Murray, KY – Murray State history professor Doctor Brian Clardy explains the diplomatic necessity of President Barack Obama's Nobel Peace Prize acceptance speech, to be delivered December 9th.
On December 9, President Barack Obama will become only the third sitting Chief Executive to receive the Nobel Peace Prize. This award is perhaps the greatest honor that any global citizen can have, but with it comes an opportunity to speak to a global audience about the necessity of peace and articulate plans for how this award (and their international celebrity) can enable the recipient to transform the current order a just global society.
However, this recipient has an even greater challenge to accomplish that goal than either Presidents Woodrow Wilson or Theodore Roosevelt at the start of the Twentieth Century. Obama's 2008 campaign speeches, as well as well meaning his cooperative musings during the Inaugural Address (as well as in other global settings) are yet to be categorized into a clear vision by which he can consistently conduct American foreign policy. However, his December Oslo speech will give him a once in a lifetime opportunity to announce and discuss the Obama Doctrine to a wide global audience.
This speech should pointedly address the Israeli-Palestinian issue that leaves no doubt as to the goals that the U.S. seeks to achieve in the broader Middle East. It must include a clarion call to offer reasonable incentives to bring Mahmud Abbas and Benjamin Netanyahu to the table to negotiate a viable two state solution (which is easy) as well as the right of return for Palestinian refugees and the resolution of Jerusalem's status (both of which are extremely difficult, but necessary) to achieve a lasting peace.

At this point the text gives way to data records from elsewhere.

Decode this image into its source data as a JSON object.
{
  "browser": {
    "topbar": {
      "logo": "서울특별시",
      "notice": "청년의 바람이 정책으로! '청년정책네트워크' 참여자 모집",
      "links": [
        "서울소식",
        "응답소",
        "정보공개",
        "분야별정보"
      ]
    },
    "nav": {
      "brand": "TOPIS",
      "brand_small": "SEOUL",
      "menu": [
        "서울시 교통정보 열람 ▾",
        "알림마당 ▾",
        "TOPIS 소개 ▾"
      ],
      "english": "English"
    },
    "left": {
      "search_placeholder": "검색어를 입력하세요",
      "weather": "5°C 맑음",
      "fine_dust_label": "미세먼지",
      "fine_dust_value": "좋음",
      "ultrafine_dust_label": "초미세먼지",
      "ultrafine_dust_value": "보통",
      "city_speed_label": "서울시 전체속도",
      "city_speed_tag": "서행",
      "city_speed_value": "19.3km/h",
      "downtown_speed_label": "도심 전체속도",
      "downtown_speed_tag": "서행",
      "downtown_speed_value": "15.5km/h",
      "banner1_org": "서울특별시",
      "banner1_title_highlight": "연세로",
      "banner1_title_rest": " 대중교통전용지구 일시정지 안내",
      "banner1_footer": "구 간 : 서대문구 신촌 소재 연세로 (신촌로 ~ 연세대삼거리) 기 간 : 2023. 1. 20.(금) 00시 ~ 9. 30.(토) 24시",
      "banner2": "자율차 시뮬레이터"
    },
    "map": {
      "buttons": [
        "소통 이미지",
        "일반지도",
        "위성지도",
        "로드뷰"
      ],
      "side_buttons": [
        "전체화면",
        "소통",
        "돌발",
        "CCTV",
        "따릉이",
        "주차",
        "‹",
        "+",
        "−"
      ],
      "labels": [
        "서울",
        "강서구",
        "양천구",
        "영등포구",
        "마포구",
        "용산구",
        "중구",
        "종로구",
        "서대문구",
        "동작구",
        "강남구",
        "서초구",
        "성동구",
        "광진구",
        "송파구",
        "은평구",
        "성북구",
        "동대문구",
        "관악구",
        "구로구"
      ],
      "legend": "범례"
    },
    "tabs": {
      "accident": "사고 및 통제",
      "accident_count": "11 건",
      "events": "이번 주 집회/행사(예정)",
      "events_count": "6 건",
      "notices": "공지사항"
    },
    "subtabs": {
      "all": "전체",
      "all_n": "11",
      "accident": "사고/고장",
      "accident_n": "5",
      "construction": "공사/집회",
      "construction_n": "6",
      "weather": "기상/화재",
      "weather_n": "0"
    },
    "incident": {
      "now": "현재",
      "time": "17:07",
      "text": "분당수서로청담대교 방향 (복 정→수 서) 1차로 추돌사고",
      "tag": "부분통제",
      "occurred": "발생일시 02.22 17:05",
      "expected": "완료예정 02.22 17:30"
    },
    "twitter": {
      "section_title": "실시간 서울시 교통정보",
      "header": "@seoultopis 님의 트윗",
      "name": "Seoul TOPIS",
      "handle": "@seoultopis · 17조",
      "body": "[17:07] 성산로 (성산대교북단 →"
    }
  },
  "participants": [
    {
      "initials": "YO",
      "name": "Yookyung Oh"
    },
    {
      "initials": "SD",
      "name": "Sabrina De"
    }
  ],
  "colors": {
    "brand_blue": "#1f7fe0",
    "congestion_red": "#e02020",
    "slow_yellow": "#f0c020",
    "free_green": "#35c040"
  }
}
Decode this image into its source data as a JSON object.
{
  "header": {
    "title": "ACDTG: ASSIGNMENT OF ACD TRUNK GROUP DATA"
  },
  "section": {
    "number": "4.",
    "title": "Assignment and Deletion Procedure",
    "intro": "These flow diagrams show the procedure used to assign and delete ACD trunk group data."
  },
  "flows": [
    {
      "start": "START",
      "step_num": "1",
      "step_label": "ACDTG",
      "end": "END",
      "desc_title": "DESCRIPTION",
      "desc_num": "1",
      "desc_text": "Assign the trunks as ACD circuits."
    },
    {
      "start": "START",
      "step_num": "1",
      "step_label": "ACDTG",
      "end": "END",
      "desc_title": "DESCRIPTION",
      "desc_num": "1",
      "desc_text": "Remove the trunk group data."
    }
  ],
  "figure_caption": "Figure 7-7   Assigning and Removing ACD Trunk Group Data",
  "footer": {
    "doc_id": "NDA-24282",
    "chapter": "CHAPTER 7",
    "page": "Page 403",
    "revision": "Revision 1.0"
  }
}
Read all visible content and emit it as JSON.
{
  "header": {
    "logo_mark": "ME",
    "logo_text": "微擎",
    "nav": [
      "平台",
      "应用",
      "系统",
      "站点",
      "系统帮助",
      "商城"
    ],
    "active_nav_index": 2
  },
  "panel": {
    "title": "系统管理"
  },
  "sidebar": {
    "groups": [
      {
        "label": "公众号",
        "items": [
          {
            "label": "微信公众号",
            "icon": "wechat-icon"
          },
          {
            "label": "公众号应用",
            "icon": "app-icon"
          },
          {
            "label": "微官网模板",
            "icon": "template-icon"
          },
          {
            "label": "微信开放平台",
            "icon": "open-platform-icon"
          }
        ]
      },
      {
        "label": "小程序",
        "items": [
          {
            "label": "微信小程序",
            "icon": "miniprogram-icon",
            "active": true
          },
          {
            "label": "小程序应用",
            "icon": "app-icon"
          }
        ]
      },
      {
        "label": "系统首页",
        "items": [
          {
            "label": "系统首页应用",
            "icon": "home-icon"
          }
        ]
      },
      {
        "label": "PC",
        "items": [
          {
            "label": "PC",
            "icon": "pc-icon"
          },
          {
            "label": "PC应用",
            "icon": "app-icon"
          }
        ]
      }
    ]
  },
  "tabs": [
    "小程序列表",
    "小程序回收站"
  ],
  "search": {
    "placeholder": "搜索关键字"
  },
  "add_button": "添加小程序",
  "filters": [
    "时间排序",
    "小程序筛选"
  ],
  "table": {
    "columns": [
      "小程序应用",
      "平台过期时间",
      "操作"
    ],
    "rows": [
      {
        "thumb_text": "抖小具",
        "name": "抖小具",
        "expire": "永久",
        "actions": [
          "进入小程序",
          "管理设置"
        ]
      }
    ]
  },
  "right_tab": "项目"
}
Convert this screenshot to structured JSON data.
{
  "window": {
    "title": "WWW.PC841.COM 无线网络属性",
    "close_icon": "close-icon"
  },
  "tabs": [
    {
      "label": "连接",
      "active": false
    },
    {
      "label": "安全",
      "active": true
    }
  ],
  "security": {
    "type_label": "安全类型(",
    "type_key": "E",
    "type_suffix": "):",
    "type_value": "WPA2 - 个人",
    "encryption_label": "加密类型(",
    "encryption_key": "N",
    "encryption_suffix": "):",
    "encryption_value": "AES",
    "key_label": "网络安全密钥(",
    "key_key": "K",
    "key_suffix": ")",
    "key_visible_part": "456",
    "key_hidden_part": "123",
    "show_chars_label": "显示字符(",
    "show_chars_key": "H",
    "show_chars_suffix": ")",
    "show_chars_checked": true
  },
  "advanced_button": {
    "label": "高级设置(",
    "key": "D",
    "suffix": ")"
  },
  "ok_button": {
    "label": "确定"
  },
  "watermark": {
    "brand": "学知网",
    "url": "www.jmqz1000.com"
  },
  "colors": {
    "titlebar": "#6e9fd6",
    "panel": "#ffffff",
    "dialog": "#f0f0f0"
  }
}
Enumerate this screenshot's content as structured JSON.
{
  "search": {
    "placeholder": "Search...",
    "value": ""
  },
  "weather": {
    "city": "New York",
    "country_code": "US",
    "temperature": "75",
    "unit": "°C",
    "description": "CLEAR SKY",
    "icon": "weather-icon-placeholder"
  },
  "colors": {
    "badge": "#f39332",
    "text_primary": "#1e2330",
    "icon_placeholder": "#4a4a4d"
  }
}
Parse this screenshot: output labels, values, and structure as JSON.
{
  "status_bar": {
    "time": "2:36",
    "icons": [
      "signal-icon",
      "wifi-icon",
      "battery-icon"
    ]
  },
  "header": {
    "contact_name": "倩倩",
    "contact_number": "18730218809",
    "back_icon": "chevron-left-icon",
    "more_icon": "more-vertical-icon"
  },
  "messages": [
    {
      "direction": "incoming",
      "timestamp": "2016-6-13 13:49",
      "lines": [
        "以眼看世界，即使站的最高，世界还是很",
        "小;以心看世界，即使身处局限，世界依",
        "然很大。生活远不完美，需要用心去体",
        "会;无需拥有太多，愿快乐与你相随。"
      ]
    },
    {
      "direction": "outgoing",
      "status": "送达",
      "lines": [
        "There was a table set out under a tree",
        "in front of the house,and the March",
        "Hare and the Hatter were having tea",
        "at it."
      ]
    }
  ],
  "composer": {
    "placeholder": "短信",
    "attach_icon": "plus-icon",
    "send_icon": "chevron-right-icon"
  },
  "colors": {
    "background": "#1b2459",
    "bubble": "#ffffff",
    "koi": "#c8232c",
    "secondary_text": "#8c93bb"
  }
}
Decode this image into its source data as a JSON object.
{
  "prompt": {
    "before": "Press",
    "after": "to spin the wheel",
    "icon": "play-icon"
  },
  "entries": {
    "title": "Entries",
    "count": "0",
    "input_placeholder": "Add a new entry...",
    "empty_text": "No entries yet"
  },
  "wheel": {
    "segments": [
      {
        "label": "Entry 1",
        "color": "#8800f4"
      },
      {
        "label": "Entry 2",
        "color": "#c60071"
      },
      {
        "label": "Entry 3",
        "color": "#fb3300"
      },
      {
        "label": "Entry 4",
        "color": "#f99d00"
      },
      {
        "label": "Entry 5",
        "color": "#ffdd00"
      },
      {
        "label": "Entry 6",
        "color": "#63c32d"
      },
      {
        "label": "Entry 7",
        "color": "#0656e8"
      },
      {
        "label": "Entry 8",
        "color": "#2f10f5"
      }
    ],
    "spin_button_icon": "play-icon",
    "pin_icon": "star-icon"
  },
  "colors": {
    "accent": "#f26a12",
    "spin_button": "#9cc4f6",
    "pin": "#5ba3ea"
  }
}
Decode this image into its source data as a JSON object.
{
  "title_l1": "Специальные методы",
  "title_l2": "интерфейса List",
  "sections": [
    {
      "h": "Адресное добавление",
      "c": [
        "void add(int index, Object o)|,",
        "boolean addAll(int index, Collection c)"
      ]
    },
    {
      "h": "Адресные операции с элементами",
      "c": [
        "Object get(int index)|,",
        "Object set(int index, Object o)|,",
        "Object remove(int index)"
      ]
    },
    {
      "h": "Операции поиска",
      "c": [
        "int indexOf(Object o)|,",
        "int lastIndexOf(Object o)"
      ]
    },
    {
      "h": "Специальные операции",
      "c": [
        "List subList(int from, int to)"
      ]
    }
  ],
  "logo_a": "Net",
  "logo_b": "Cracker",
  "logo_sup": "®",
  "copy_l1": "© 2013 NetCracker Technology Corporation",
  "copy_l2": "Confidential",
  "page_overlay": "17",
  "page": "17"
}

Moreover, the President should openly recognize that that the current Non-Proliferation regime is fatally flawed, broken and irrelevant to today's strategic concerns. This speech will give him the chance to garner international consensus on how to establish a new and technologically sound non-proliferation framework that can easily dissuade rogue states from acquiring nuclear, chemical or biological weapons technology or supplying them to non state terrorist groups. Here, the President announce his intention to forge a pragmatic Quintet comprised of the US, the Russian Federation, China, the European Union and the UN to begin the process of talks in either Salzburg, Vienna, or Geneva so that a new non-proliferation system can be put in place immediately to avert a potential disaster.
As part of a credible Sino-American policy, the President's speech on the status of Washington-Beijing relations would be an excellent follow up to his recent trip to China as he could express his concern about the issue of human rights and the broader issue of Tibet. Here, he must walk a proverbial tight rope and not give the impression that he is interfering in Beijing's domestic affairs; if he does that, he will alienate a key ally. But this would be the perfect forum to put some practical pressures on President Hu Jinatao to reexamine its stand on negotiating in good faith with the representatives of the Dalai Lama, resulting in the resolution of this decades long (and tragic) controversy.
And as a vital component of his broader policies toward the African continent, the President should go beyond the oratory of his speech in Accra, Ghana and state a global case for enabling African nations to become self-sufficient, healthy, and less autocratic political systems.
If President Obama is able to address these and a myriad of issues on such a grand stage and scale, it will enable him to forge bipartisan consensus on foreign policy at home, put the enemies of freedom on notice, and allow the United States to be that transformative force for change than he has envisioned since the campaign and in the days of his new and unique presidency.
Dr. Brian Clardy teaches 20th Century United States diplomatic history at Murray State University and is the host of Caf Jazz on Thursday nights.